"The court approval process is necessary because, while the plaintiff has received the right to income under the annuity, the defendant technically owns the annuity contract. Through this process, the parties enter into an assignment agreement that is presented to the court, which will approve or deny the transfer based on whether it is in the transferring plaintiff’s best interests".
- The Defendant "technically" (or actually) does not own the annuity contract, the qualified assignment company does, in most cases.
- The assignment agreement entered into as part of a structured settlement factoring transaction is not the same as a qualified assignment used at the time the structured settlement is created in the first place, to resolve a lawsuit or dispute.
Is a plaintiff still a "plaintiff", or a "payee" or "payment recipient", years after a legal case is settled and the action has been withdrawn or discontinued with prejudice?
"A secondary market annuity is often able to provide the client with a higher-than-average interest rate because the selling plaintiff typically must sell his income rights at a discount. The interest paid out under the contract, however, is governed by the original contract terms, which may provide for a rate that is much higher than today’s market averages"
- The annuity that is purchased under the structured settlement remains in place with the same owner, usually the qualified assignment company.
- Some sellers only sell a portion of their structured settlement payment rights.
- The effective interest rate to the investor in structured settlement payment rights is as good as a calculation on a software program called T-Value and how much the originator can get away with and still achieve judicial approval of the structured settlement transfer.
- Questions of whether statutory protections apply to investors in structured settlement payment rights in the event of insolvency oif the obligor or annuity issuer.
- Exposure to fraud risk that does not exist when one buys a regulated insurance product.
- Risk that a deal could unwind if the structured settlement transfer was later deemed to have not complied with a structured settlement transfer act. Could that leave and investor in structured settlement payment rights holding the bag?
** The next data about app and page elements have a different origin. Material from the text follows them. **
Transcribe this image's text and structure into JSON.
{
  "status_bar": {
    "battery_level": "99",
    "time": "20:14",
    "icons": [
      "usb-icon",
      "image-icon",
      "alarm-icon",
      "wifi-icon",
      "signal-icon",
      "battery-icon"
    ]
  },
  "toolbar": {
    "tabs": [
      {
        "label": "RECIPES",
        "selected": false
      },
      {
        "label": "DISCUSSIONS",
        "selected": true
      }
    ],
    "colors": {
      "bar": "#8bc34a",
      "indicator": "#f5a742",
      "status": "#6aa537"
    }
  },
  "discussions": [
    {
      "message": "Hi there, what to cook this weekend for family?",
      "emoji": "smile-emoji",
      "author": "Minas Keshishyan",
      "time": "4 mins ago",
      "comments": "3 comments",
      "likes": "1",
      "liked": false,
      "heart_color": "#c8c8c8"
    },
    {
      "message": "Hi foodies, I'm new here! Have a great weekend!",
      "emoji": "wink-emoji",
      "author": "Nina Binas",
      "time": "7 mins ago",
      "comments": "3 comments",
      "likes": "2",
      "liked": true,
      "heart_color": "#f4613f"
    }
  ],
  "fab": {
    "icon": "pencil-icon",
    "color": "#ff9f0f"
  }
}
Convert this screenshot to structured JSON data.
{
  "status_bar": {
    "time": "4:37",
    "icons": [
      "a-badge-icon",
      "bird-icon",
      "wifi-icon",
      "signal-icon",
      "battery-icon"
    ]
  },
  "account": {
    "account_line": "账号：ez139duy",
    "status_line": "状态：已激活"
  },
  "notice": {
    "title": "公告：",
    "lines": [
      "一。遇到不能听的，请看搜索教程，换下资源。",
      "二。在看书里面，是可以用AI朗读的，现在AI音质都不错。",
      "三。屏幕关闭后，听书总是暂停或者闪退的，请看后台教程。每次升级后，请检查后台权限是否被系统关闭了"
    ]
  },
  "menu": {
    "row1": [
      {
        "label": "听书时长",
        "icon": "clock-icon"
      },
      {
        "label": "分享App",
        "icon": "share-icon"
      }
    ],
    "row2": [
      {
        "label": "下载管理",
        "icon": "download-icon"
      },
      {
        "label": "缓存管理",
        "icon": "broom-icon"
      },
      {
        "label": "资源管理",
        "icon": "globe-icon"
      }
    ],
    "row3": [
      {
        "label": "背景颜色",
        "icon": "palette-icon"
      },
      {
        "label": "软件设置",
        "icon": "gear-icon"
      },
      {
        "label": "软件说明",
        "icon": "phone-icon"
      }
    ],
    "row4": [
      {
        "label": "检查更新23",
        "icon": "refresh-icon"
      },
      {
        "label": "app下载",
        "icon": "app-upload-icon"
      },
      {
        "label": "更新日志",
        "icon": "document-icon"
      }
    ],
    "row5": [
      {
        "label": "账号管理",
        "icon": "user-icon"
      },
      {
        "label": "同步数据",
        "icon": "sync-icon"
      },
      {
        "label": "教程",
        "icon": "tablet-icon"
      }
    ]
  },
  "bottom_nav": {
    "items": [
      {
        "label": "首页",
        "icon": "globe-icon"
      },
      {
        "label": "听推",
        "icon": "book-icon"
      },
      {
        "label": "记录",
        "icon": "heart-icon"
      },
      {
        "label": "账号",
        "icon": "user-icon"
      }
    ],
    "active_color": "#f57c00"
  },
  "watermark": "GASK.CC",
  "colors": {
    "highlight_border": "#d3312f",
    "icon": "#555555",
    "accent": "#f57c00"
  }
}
Read up on the Cathy Brenston v Settlement Funding case in Illinois and my blog posts about forum shopping. That may be just the tip of the iceberg despite what "cheerleading" certain "secondary market annuity" players may give.
- Buying serviced paper means a reliance on a go-between instead of directly with the annuity issuer.
- Structured settlement payment rights acquired in the secondary market are highly illiquid, while most regular annuities have liquidity features. Even the original structured settlement recipient has more liquidity than an investor.